I heard what Mother had said, but I was still scared.
“Let’s hurry home,” Mother said. “Thank you, Mrs. Park for taking care of him.”
I followed behind Mother home with my head bowed and my shoulders feeling stiff. I was scared to see Father’s face.
Back home Mother said, “Hi-Dong, Father is in his office. Go and say, I am very sorry. I will not do such a thing again.”
I tried to take my first step up the stairway, but I couldn’t. I was too scared to move.
“Let’s go together,” Mother said.
“Thank you, Mother,” I said following behind her.
We went to upstairs, and Mother knocked and opened his office door. Father was at his desk writing.
“Hi-Dong is here to say something to you,” Mother said standing by the door.
Father turned around. On his desk lay the whip. Hi-Seung’s punishment. Now it’s my turn.

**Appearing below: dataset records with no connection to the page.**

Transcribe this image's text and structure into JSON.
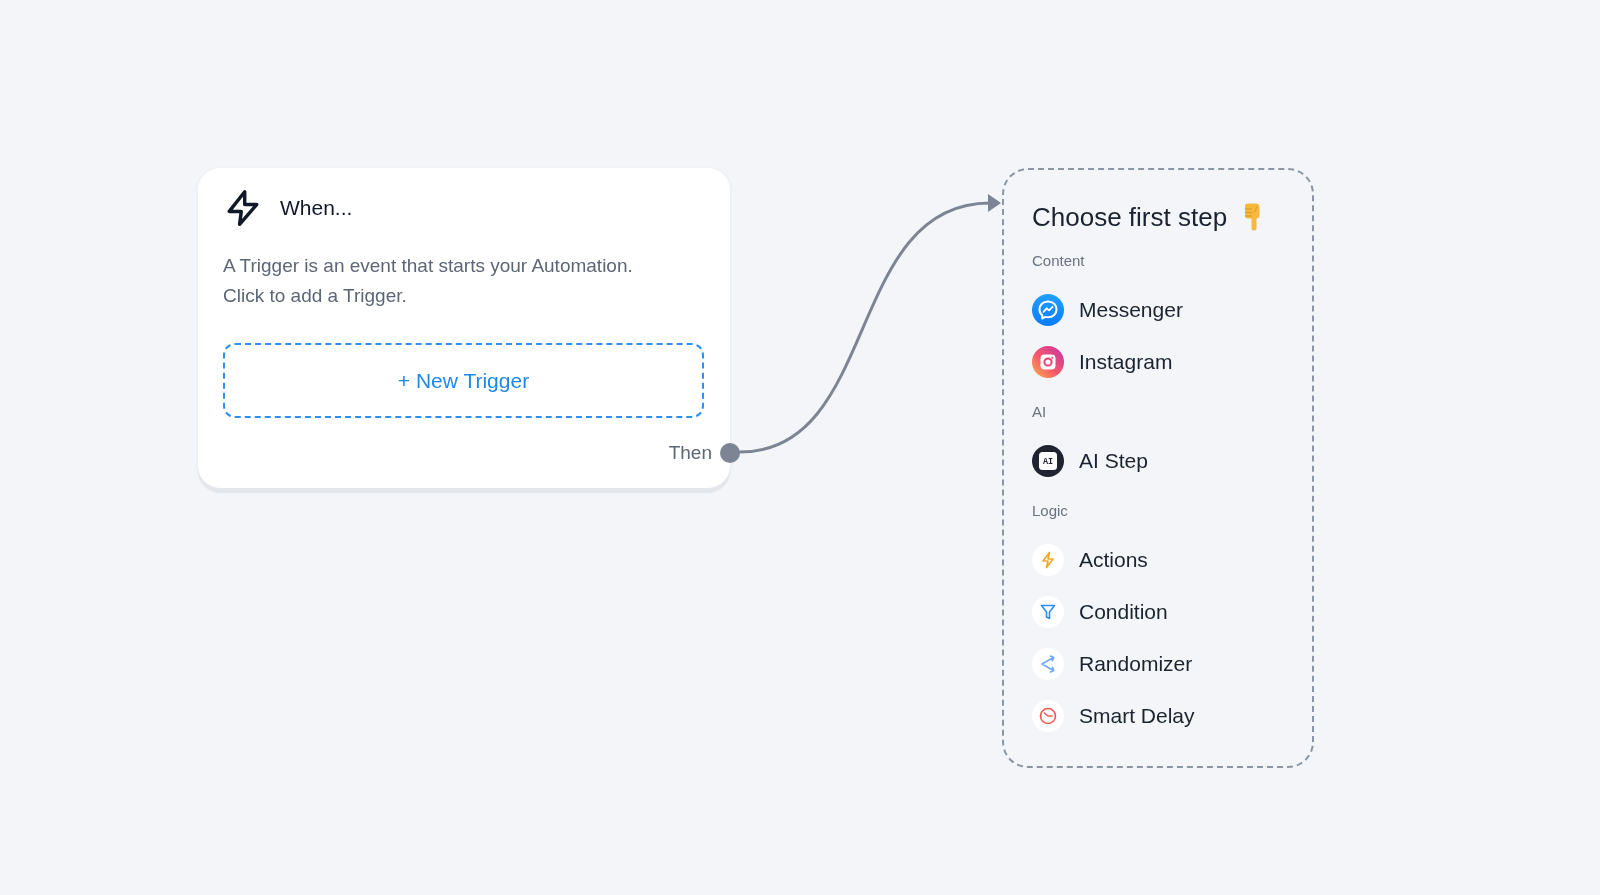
{
  "trigger_card": {
    "title": "When...",
    "description": "A Trigger is an event that starts your Automation. Click to add a Trigger.",
    "button": "+ New Trigger",
    "output_label": "Then"
  },
  "step_panel": {
    "title": "Choose first step",
    "groups": [
      {
        "label": "Content",
        "items": [
          {
            "label": "Messenger",
            "kind": "messenger"
          },
          {
            "label": "Instagram",
            "kind": "instagram"
          }
        ]
      },
      {
        "label": "AI",
        "items": [
          {
            "label": "AI Step",
            "kind": "ai",
            "icon_text": "AI"
          }
        ]
      },
      {
        "label": "Logic",
        "items": [
          {
            "label": "Actions",
            "kind": "actions"
          },
          {
            "label": "Condition",
            "kind": "condition"
          },
          {
            "label": "Randomizer",
            "kind": "randomizer"
          },
          {
            "label": "Smart Delay",
            "kind": "delay"
          }
        ]
      }
    ]
  }
}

I froze.
“Hi-Dong,” Father said, “come over.”
Feeling stiff as an icicle, I walked over to him. A step at a time. I could hear Hi-Seung’s voice pleading with Father. Will I sound as desperate as my brother?
He stared at me without a smile. He looked at the whip. He stared at me again. Then he picked up the whip. Oh, oh, Father’s going to whip me. Should I run away? No. He is faster than I am. He will catch me and whip me harder. Just take a deep breath as Hi-Seung told me to do when I was scared. I took a deep breath with my head bowed – waiting his whip to strike my calves at any moment. Seconds passed. But I felt no jolt on my calves. A few more seconds passed. Still no jolt. I slowly lifted my head to see Father. He stared at me, but he didn’t look angry. I could see a hint of smile on his face. I put my head back down – still feeling scared.

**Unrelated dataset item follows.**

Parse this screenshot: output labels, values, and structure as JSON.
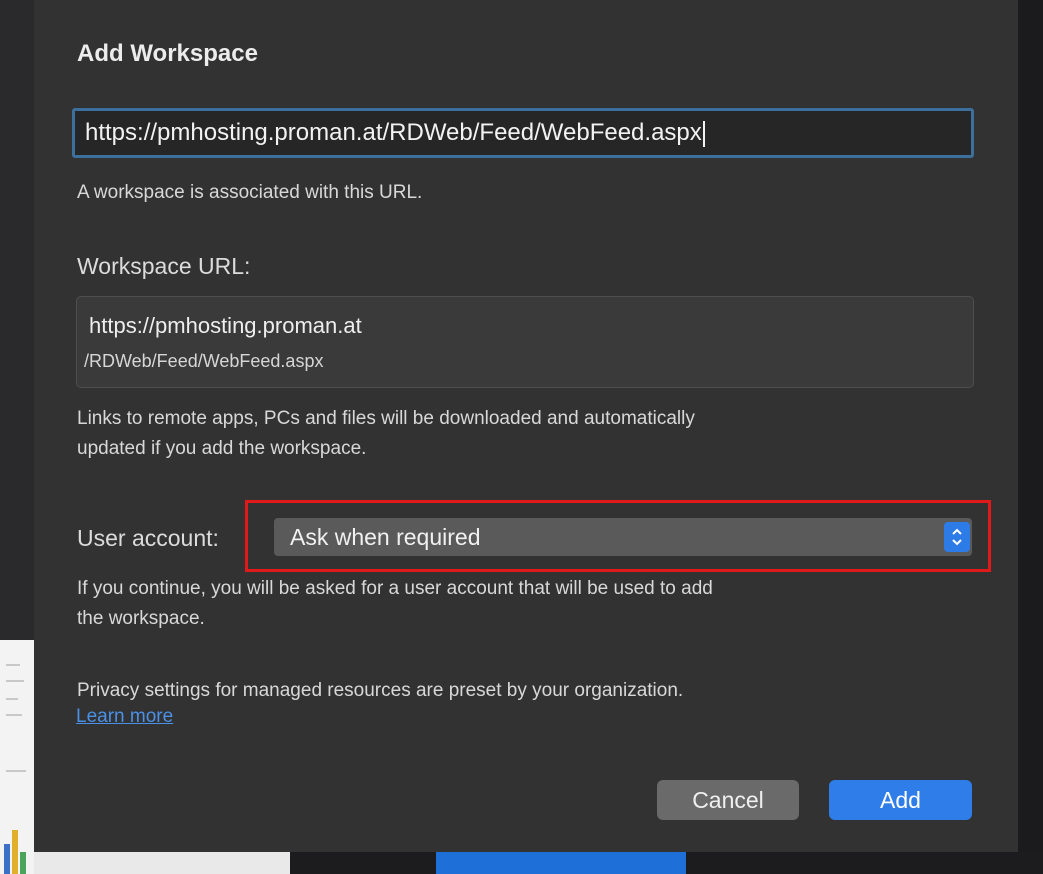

“Next time,” he said, “when you want to know how things work, ask your mother or me.”
Isn’t Father not going to whip me? I felt my shoulders relax.
“Yes, yes,” I said. “I will. I’m very, very sorry.”
I bowed my head low as close to the floor as I could so that Father would know I was really sorry. But I knew that Father was a no-nonsense person. Wrong was wrong, and right was right. When my brothers did something wrong, they always got whipped. Now it was my turn. I closed my eyes and waited for the first blow.
“You can go,” Father said.
“What?” I gasped opening my eyes in disbelief.
“You may go,” he said.
I saw a smile on his face.
“Thank you. Thank you.” I said running toward the door.
I couldn’t believe my good fortune. I rubbed my backside and rushed past Mother out of his office.